Frank Lavin is CEO of Export Now, which helps American companies sell products online in China. In Meiburg’s book, Lavin emphasises the importance of getting companies to use digital marketing channels like social networks. But social networking has its limitations unless wine marketers write Mandarin and appreciate the range of dialects in China. “We need to think of it [China] as 33 different countries,” Meiburg said. She is referring to the fact that Shanghainese people do not necessarily understand the dialect in a major city such as Ningbo, only three hours drive to the south. “But wine companies can ask their customers to have conversations on social networking platforms like Weibo [the Chinese version of Twitter] to facilitate discussion about wine.”
Meiburg said very few wine reviewers had influence in China, which made platforms like Weibo potentially powerful. People in Shanghai used word of mouth to influence others. Heller said some of the larger wine companies had brand ambassadors whose job is to post on Weibo to develop discussion about wine. “Make use of your existing fans in China because they will get the word out for you,” Meiburg said. “Find creative ways to encourage them to post on your behalf.”
Annabel Jackson runs The Wine Connection (Asia), a company that focuses on wine education and marketing. Jackson said Shanghai remained an important port city with a long tradition of foreign influence because it is willing to embrace new ideas and practices. She noted that 85% of wine consumed in China is red, but Champagne is the “darling of the fashionable clubs in Shanghai” – indicating how that city acted differently from the rest of the country. “Think about all the fancy restaurants on the Bund [the most fashionable street in Shanghai]: they call for something other than Dynasty, surely? Wine lists need to cater to them.”

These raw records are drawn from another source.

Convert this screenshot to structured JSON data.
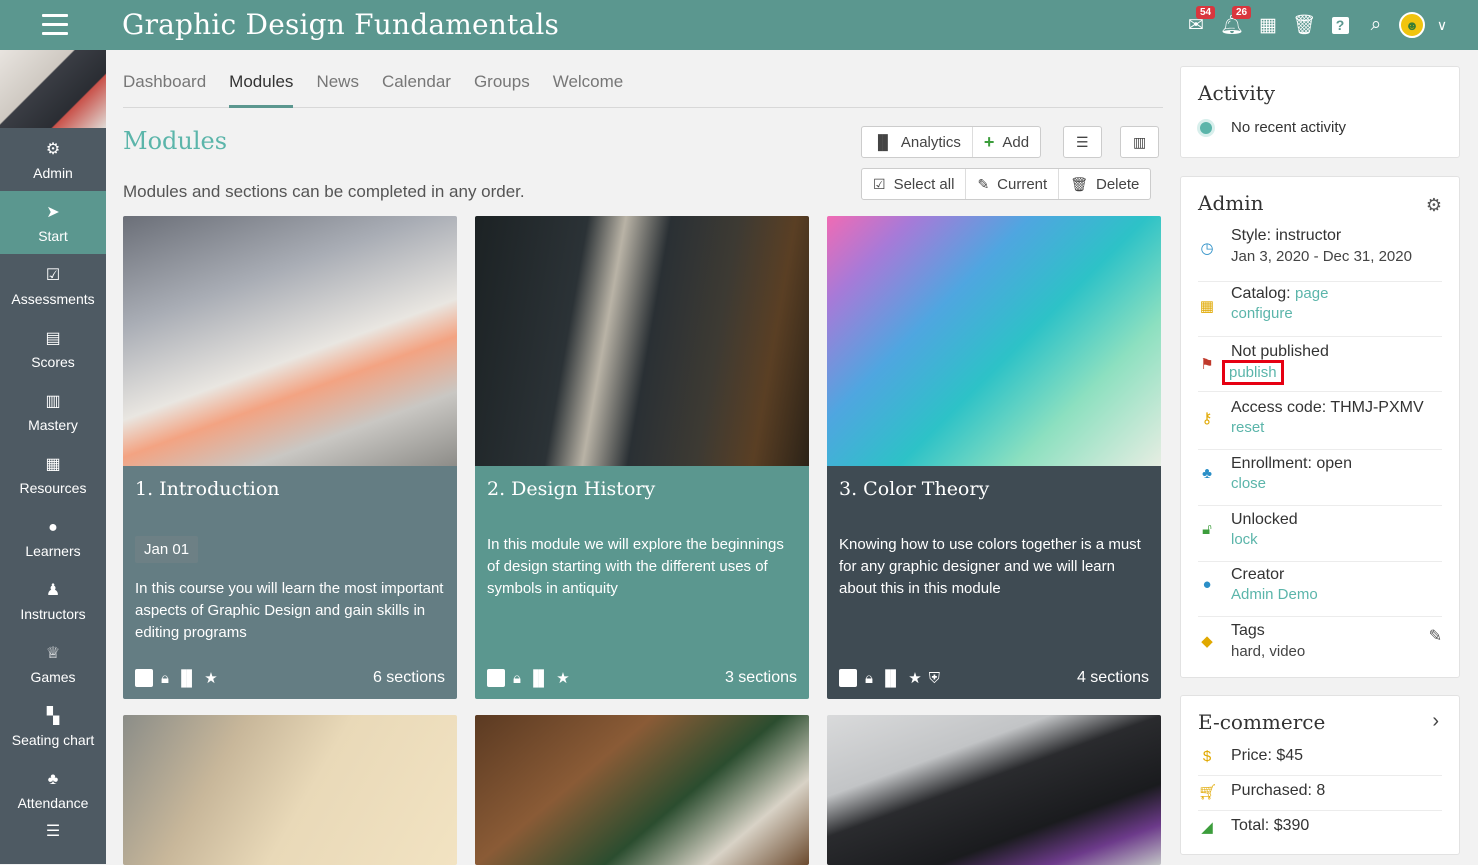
{
  "app": {
    "title": "Graphic Design Fundamentals",
    "messages_badge": "54",
    "notifications_badge": "26"
  },
  "sidebar": {
    "items": [
      {
        "label": "Admin",
        "icon": "gear-icon"
      },
      {
        "label": "Start",
        "icon": "send-icon"
      },
      {
        "label": "Assessments",
        "icon": "checkbox-icon"
      },
      {
        "label": "Scores",
        "icon": "table-icon"
      },
      {
        "label": "Mastery",
        "icon": "bar-chart-icon"
      },
      {
        "label": "Resources",
        "icon": "books-icon"
      },
      {
        "label": "Learners",
        "icon": "user-icon"
      },
      {
        "label": "Instructors",
        "icon": "instructor-icon"
      },
      {
        "label": "Games",
        "icon": "trophy-icon"
      },
      {
        "label": "Seating chart",
        "icon": "seating-icon"
      },
      {
        "label": "Attendance",
        "icon": "group-icon"
      }
    ]
  },
  "tabs": [
    "Dashboard",
    "Modules",
    "News",
    "Calendar",
    "Groups",
    "Welcome"
  ],
  "main": {
    "title": "Modules",
    "subtitle": "Modules and sections can be completed in any order.",
    "analytics_label": "Analytics",
    "add_label": "Add",
    "select_all_label": "Select all",
    "current_label": "Current",
    "delete_label": "Delete"
  },
  "cards": [
    {
      "title": "1. Introduction",
      "date": "Jan 01",
      "description": "In this course you will learn the most important aspects of Graphic Design and gain skills in editing programs",
      "sections": "6 sections",
      "color": "#647d83"
    },
    {
      "title": "2. Design History",
      "description": "In this module we will explore the beginnings of design starting with the different uses of symbols in antiquity",
      "sections": "3 sections",
      "color": "#5b978f"
    },
    {
      "title": "3. Color Theory",
      "description": "Knowing how to use colors together is a must for any graphic designer and we will learn about this in this module",
      "sections": "4 sections",
      "color": "#3f4b53"
    }
  ],
  "activity": {
    "title": "Activity",
    "empty": "No recent activity"
  },
  "admin": {
    "title": "Admin",
    "style": "Style: instructor",
    "dates": "Jan 3, 2020 - Dec 31, 2020",
    "catalog_prefix": "Catalog:",
    "catalog_link": "page",
    "catalog_configure": "configure",
    "published_status": "Not published",
    "publish_link": "publish",
    "access_code": "Access code: THMJ-PXMV",
    "access_reset": "reset",
    "enrollment": "Enrollment: open",
    "enrollment_close": "close",
    "lock_status": "Unlocked",
    "lock_link": "lock",
    "creator_label": "Creator",
    "creator_name": "Admin Demo",
    "tags_label": "Tags",
    "tags_value": "hard, video"
  },
  "ecommerce": {
    "title": "E-commerce",
    "price": "Price: $45",
    "purchased": "Purchased: 8",
    "total": "Total: $390"
  }
}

Pedrol confirmed the interest in Champagne. “The night scene in Shanghai is one of the top in China for consumption of expensive wines, including some top Champagnes.”
Meiburg’s book contains refreshingly frank advice: “There are actually a limited number of businesses with whom we would personally suggest you deal.” It points out that “only the foolhardy would try to get wine into China without an importer lined up”. And trying to do marketing and public relations on your own, or with a non-Chinese branding partner, “can only end in disaster”.
In terms of intellectual property, one of the biggest concerns Meiburg and Heller noted is intentional mis-labelling of wines, such as Benfolds instead of Penfolds, as opposed to outright counterfeiting. “One of the most frightening aspects of IP protection in China, but one of the most basic facts that you will have to accept to work in this market, is that at the end of the day you cannot fully trust anyone, even your importer,” they advised. “For example, even if your importer helps you come up with your Chinese name, even if it is the most brilliant stroke of genius in the history of branding, make sure it is you who registers the trademark, not your importer. Break-ups happen, and it’s key to protect your interests.” Winemakers should register their brand with the China Trademark Office. “Your best friend today could be the person suing you for misappropriating ‘their’ brand name tomorrow.”
It costs money to develop any new market. As with any investment, the critical thing is to ensure return on investment. “Our advice to winemakers? It’s a hard pill to swallow, but them’s the breaks,” Meiburg and Heller concluded.